(MENAFN - Arab News) There are not many Saudis who speak Malayalam, the language of Kerala in India. Then, again, there are not many Saudis whose parents hailed from the Malappuram district of Kerala.
Abdul Rahman Abdullah Yousuf, chairman of Al Fadul Freight Solutions, is a Jeddah-based businessman who exports various Saudi products to countries around the world, including the Philippines, China and Egypt.
Although Saudi born and bred, Yousuf strives to maintain good relations with Kerala by visiting his relatives there almost every year.
Speaking to Arab News, Yousuf urged all expatriates, especially those from Kerala, to consider Saudi Arabia their second home. "Keralites have created a good impression among Saudis as a peaceful, hard-working people. So you should not engage in any illegal or criminal activity that would give a bad name to you and to your country," he said.
Yousuf, who is one of the few non-Keralites who speaks Malayalam, criticized Keralites and other expatriates for making fun of Saudis in their local languages. "This is a very bad habit, which our Prophet Muhammad has prohibited us from doing."
On the home front, Yousuf supports the government's Saudization drive, saying it is essential for improving the living conditions of Saudis. "All countries would do the same thing. In the private sector, 90 percent of workers are foreigners and Labor Minister Adel Fakeih wanted to change that equation by making it 50-50. The new expatriate levy of SR 2,400 is applied on companies where Saudi workers make up less than 50 percent of the workforce," he said.
Nevertheless, Yousuf urged the Labor Ministry to make sure there are enough qualified Saudis to meet private sector requirements. "For example, I need Saudis who can speak English to support my ocean freight business. Most Saudis do not know English because they learn the language at Class VI. In my opinion Saudi children should be taught English from Class 1 or LKG. It will take at least five years to get enough qualified Saudis for my job, and for that the ministry has to open more English language centers," he pointed out.
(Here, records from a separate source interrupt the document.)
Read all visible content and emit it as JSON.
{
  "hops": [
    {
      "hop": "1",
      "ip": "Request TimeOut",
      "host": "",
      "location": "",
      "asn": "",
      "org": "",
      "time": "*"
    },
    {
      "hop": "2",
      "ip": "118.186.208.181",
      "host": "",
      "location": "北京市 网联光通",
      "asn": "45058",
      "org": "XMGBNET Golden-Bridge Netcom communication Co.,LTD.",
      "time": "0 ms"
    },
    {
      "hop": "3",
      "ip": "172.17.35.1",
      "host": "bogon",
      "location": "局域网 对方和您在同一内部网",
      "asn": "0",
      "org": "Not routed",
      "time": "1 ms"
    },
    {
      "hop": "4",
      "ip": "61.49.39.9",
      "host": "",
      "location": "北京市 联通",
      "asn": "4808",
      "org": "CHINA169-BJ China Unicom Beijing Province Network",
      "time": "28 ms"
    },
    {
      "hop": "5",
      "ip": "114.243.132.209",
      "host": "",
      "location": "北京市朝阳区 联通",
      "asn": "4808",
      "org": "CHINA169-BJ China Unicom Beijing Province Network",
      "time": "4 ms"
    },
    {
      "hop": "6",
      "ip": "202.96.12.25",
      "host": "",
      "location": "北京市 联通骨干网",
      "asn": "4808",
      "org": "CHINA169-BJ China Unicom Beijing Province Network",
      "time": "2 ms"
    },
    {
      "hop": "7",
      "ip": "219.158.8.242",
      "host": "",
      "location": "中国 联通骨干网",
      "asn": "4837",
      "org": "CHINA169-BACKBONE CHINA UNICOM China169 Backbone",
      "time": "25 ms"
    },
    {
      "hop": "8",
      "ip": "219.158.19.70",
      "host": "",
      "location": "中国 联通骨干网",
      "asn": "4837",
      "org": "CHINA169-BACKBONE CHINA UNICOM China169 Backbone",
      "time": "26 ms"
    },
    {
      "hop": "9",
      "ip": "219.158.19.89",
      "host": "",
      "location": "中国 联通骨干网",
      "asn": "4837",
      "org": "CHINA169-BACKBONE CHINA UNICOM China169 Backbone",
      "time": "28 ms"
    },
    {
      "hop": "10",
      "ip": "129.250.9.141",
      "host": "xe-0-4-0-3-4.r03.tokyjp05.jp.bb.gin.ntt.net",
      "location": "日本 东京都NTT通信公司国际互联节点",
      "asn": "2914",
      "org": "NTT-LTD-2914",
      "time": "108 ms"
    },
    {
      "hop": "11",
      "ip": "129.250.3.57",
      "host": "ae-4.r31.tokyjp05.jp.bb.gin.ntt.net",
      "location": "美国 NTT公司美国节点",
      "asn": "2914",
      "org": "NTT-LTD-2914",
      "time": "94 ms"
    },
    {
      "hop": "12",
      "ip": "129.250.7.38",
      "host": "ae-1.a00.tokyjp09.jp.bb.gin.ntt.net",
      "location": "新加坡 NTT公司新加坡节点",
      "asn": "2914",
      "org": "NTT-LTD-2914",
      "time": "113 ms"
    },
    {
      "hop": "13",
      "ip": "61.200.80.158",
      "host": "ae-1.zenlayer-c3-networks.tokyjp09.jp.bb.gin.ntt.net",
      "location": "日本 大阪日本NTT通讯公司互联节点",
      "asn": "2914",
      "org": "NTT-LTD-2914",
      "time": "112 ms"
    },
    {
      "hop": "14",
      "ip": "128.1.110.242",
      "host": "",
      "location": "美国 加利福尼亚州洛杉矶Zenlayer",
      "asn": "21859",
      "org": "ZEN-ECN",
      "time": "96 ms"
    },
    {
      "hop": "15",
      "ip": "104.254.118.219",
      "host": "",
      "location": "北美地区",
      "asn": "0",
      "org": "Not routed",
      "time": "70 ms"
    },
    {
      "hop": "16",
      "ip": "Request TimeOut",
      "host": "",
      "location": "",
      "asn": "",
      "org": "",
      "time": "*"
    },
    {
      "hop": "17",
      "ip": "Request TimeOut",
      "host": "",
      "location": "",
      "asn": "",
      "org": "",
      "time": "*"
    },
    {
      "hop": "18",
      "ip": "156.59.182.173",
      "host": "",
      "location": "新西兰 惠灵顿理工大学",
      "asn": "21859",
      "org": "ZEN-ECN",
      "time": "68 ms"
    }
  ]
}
Yousuf said there is currently a big demand for qualified Saudis and companies compete for them by offering huge salaries.
Yousuf also spoke about his father, Abdullah, who came to Jeddah to work for the British Embassy. He also played an important role in the early days of National Commercial Bank as he managed the bank's foreign transactions. He used to help pilgrims exchange their money and cash their checks and drafts.
Yousuf still remembers his first journey to Kerala with his father and mother when he was 13. They arrived in Malappuram at night and there was no electricity. A group of people helped them reach home with the support of torches made of dry palm fronds. In those days, most houses in Malappuram did not have electricity or running water and Yousuf forced his parents to leave for Jeddah as quickly as possible because of the difficult living conditions.
His second trip to Kerala was after his father's death. During that trip, his mother planned for him to marry her brother's daughter. Twenty-one-year-old Yousuf, who was then a Saudi Arabian Airlines employee, did not want to marry an Indian woman. But his mother, with the support of his uncles, convinced him.
"I told my mother I am a Saudia employee and I am not allowed to marry a foreigner. But she told me that she would arrange all the necessary papers for the marriage to be endorsed by Saudi authorities. She said the girl's father had died and we had to support her. Finally, I agreed to marry that 17-year-old girl.
My mother was extremely happy and she arranged the biggest wedding party in the history of that village and it continued for four days. Famous singers VM Kutty and Vilayil Valsala were invited to entertain the gathering. Since then I have been enjoying a very happy life with my wife. We have three daughters and two sons."
Yousuf also spoke about the state of Jeddah when he was a child. The city was surrounded by a wall and had three gates: Bab Jadid, Bab Sharief and Bab Makkah. The guards used to close these gates after Maghreb and nobody was allowed to enter the city. Shops were not locked during prayer times. They just put a chair outside to inform the people that there is nobody inside the shop. The city's gates were opened only in the morning.
Yousuf's family was living in Harat Sham near the British and Indian embassies. All foreign embassies were in Jeddah in those days before they were shifted to Riyadh about 20 years ago.
Yousuf is most definitely a Saudi first. But he is also a very distinguished citizen of the world.